In Delirium, for example, the US has built electric fences over its major cities and set up militaristic police. Unspecified years before, they termed love a disease (Amore Deliria Nervousa) and found a cure. Which is, as best as I can tell, a partial lobotomy that robs people of deep feelings of any kind. It’s supposed to ensure focus and save you from the pain of the Deliria that would otherwise distract and ruin you, and eventually kill you. Romeo and Juliet is told as a cautionary tale of the dangers of infection of love. And of course, the children (who can’t get the cure until they’re 18, because of the risks) are drilled with this idea that love and feelings are disease, sickness, and dangerous. They do raids to make sure no one is doing anything that indicates they can have fun or be happy. People underage have a curfew so they don’t covort with the opposite sex (or the same sex, as the case may be; apparently the “cure” also fixes homosexuality by killing sex drive altogether, and babies are made out of obligation to society, which decides how many kids you will have).
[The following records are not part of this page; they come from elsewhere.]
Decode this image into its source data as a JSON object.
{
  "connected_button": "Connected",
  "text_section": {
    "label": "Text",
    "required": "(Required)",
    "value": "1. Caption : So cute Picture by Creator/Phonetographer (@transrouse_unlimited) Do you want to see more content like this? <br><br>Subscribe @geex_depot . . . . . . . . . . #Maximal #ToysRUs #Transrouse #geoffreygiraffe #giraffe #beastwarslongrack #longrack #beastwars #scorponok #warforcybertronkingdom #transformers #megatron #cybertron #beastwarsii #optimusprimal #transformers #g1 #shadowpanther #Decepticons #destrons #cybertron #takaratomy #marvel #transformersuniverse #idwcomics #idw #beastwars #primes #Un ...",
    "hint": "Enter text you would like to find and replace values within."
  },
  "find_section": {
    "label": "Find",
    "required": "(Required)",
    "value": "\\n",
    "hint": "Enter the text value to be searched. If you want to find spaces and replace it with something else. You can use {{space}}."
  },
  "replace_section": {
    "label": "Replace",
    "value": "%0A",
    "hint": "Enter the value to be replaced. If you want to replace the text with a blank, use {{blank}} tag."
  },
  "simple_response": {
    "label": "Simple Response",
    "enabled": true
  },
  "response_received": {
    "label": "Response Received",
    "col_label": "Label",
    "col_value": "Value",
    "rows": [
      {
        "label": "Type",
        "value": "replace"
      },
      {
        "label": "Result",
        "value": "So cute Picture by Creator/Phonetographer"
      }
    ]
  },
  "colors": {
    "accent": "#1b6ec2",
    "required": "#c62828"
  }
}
While the book is slow to start; it takes most of it to convince our protagonist, Lena, to really understand how evil the government is after she falls in love with Alex, who’s faked his cure. It’s understandable, since she was raised with all of the propaganda, but for the first part it’s hard not to want to shake her and say “The cure is NOT a good thing!”
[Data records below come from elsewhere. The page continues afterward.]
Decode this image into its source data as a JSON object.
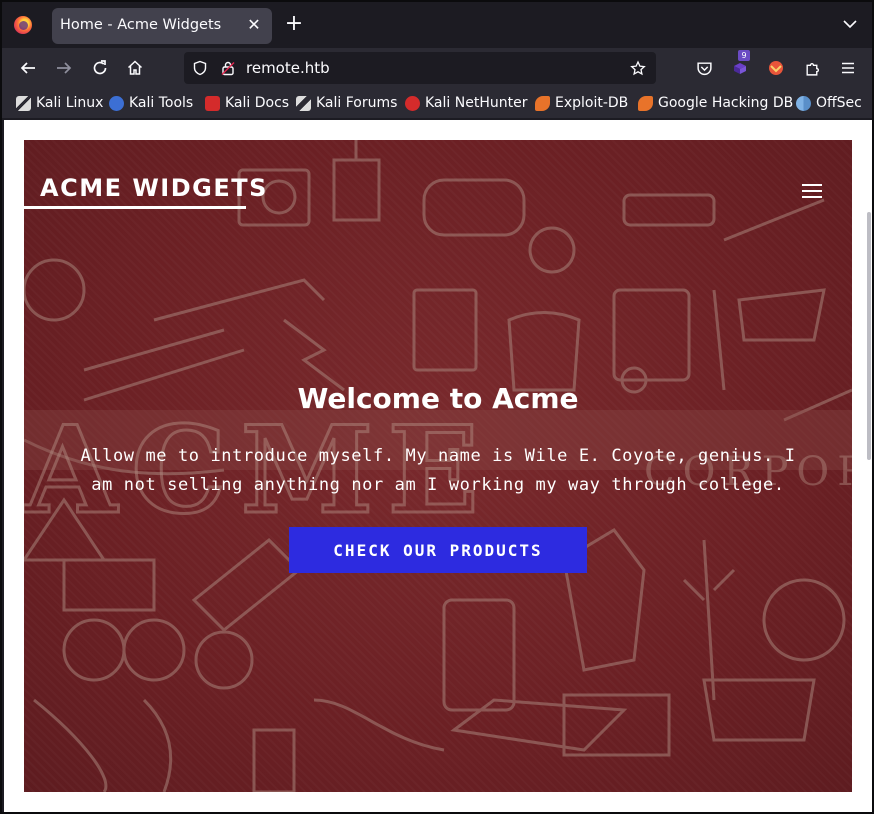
{
  "browser": {
    "tab_title": "Home - Acme Widgets",
    "url": "remote.htb",
    "extension_badge": "9"
  },
  "bookmarks": [
    {
      "label": "Kali Linux",
      "icon": "kali-dragon-icon",
      "color": "#e6e6e6"
    },
    {
      "label": "Kali Tools",
      "icon": "kali-tools-icon",
      "color": "#3c6fd4"
    },
    {
      "label": "Kali Docs",
      "icon": "kali-docs-icon",
      "color": "#d42b2b"
    },
    {
      "label": "Kali Forums",
      "icon": "kali-forums-icon",
      "color": "#e6e6e6"
    },
    {
      "label": "Kali NetHunter",
      "icon": "nethunter-icon",
      "color": "#d42b2b"
    },
    {
      "label": "Exploit-DB",
      "icon": "exploit-db-icon",
      "color": "#e8732a"
    },
    {
      "label": "Google Hacking DB",
      "icon": "ghdb-icon",
      "color": "#e8732a"
    },
    {
      "label": "OffSec",
      "icon": "offsec-icon",
      "color": "#7fb2e5"
    }
  ],
  "page": {
    "brand": "ACME WIDGETS",
    "heading": "Welcome to Acme",
    "intro_line1": "Allow me to introduce myself. My name is Wile E. Coyote, genius. I",
    "intro_line2": "am not selling anything nor am I working my way through college.",
    "cta_label": "CHECK OUR PRODUCTS"
  },
  "colors": {
    "hero_background": "#6f2226",
    "cta": "#2d2be0",
    "browser_chrome": "#2b2a33"
  }
}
Regardless, you have to think someone somewhere, when this whole thing started, really believed Curing Love was a noble goal. The book even says when it was offered to the public, people lined up (probably a lot of spurned lovers and people who had lost their loved ones).

I’m also fascinated with the insane measures these governments take to keep people in line (the pills in Matched, the Games in The Hunger Games) and all of the little quirks, and lies, and fake histories and systems they set up to keep their grip on this insane society they’ve concocted. It’s amazing the things authors come up with that will help keep people in line and under control.

And then it comes back around to human nature, which is to be free, and that’s what starts the rebellions, however small, and make the novels even better. How can one person or a small group fight these insanely complex governing entities?

Do you read dystopias? Do you like them? Which ones, and why? What about them is appealing to you?